Monday, June 16, 2014

The Solution to My Gain Problem - Goofy Op Amps

If you remember,
I had a problem with an operational amplifier. My circuit for multiplying by a fractional gain was successful. 1/2 gain, 1/3 gain, no problem. But when I wanted to increase gain by 2, the output voltage was much too high; exactly +5v too high in all cases. The problem was how to reduce my output by 5v in all cases, but how?

The op amp circuit that we used was a differential amplifier, which means the difference between two input voltages is amplified, and not any one voltage input. I finally found this web site with a much simpler equation:

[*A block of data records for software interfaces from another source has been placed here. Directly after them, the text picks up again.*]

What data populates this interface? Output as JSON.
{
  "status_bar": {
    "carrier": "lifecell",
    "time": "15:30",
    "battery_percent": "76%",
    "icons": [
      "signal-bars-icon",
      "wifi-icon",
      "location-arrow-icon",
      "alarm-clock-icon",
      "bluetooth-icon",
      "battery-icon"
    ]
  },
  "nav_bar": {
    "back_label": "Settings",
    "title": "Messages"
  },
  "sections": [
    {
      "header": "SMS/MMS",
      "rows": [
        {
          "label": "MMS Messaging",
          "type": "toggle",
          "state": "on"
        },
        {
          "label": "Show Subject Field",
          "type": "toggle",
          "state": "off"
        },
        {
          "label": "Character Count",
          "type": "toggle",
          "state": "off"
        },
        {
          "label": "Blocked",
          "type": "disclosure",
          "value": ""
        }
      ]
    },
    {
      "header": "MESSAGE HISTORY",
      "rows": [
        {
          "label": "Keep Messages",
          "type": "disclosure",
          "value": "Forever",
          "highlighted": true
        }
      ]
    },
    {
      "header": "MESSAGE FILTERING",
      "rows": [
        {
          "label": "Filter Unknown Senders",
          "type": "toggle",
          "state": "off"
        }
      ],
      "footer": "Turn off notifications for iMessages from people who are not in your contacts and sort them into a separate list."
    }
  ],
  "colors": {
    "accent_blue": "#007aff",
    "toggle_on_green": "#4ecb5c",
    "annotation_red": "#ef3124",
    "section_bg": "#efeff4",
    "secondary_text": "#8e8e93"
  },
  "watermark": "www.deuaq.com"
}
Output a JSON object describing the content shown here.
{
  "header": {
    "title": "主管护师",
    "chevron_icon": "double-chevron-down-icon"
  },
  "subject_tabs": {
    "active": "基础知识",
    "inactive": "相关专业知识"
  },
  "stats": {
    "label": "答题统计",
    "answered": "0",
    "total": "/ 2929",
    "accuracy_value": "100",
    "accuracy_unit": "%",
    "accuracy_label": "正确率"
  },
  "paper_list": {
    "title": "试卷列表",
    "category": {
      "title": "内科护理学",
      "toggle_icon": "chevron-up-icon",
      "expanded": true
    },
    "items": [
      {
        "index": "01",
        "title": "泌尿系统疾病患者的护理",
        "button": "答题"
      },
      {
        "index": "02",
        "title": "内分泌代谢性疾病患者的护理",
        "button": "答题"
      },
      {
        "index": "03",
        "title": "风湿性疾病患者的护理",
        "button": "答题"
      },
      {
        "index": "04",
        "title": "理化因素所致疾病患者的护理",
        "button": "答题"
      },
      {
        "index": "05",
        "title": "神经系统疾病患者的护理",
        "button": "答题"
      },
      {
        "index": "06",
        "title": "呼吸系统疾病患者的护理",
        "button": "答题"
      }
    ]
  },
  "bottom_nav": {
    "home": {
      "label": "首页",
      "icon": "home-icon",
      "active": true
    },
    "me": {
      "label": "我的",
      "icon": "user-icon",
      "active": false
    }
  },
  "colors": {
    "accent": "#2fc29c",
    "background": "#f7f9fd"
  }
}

The equation, Vout = -(R2/R1)(V1-V2)
I knew that the gain was determined by R2/R1
and that the Vin would be 0 to 5v
and Vout should be -5v to +5v

Since the gain I wanted was 2 and I knew my in and out signals, I needed to find V1, which would become my reference voltage. I thought my reference would be 0, because I want my output signal centered at 0v BUT, it is not in fact the center point of our output. It turns out that the reference voltage is also multiplied by the gain and then added to the output. If my output is 5v too high in all cases, then we need to add (-5v/2).
Therefore my range would be:

-(gain)*(V1-V2) = Vout
(-2) * (2.5-5) = -2*-2.5 = +5v
(-2) * (2.5-0) = -2*2.5 = -5v

There is my range! And there is my reference voltage!

R2 = 100K ohms
R1 = 50K ohms
Vref = 2.5v
Gain = 2
Vin = 0/5v
Vout = -5/+5v (10vpp)

If I connect my supply voltages to +5v and -5v, then any voltages outside of that range will be clipped off, protecting any other devices this may be connected to along the line. Success!

1 comment:

  1. I mentioned the excess voltage being clipped off, but in reality it will actually be mirrored. This is called phase reversal and will be found in most op amps, including the TL072 which I like very much. To actually see voltage outside of our range clipped, we need to locate an op amp that specifies clipping in the datasheet. The MCP6002 is one such op amp.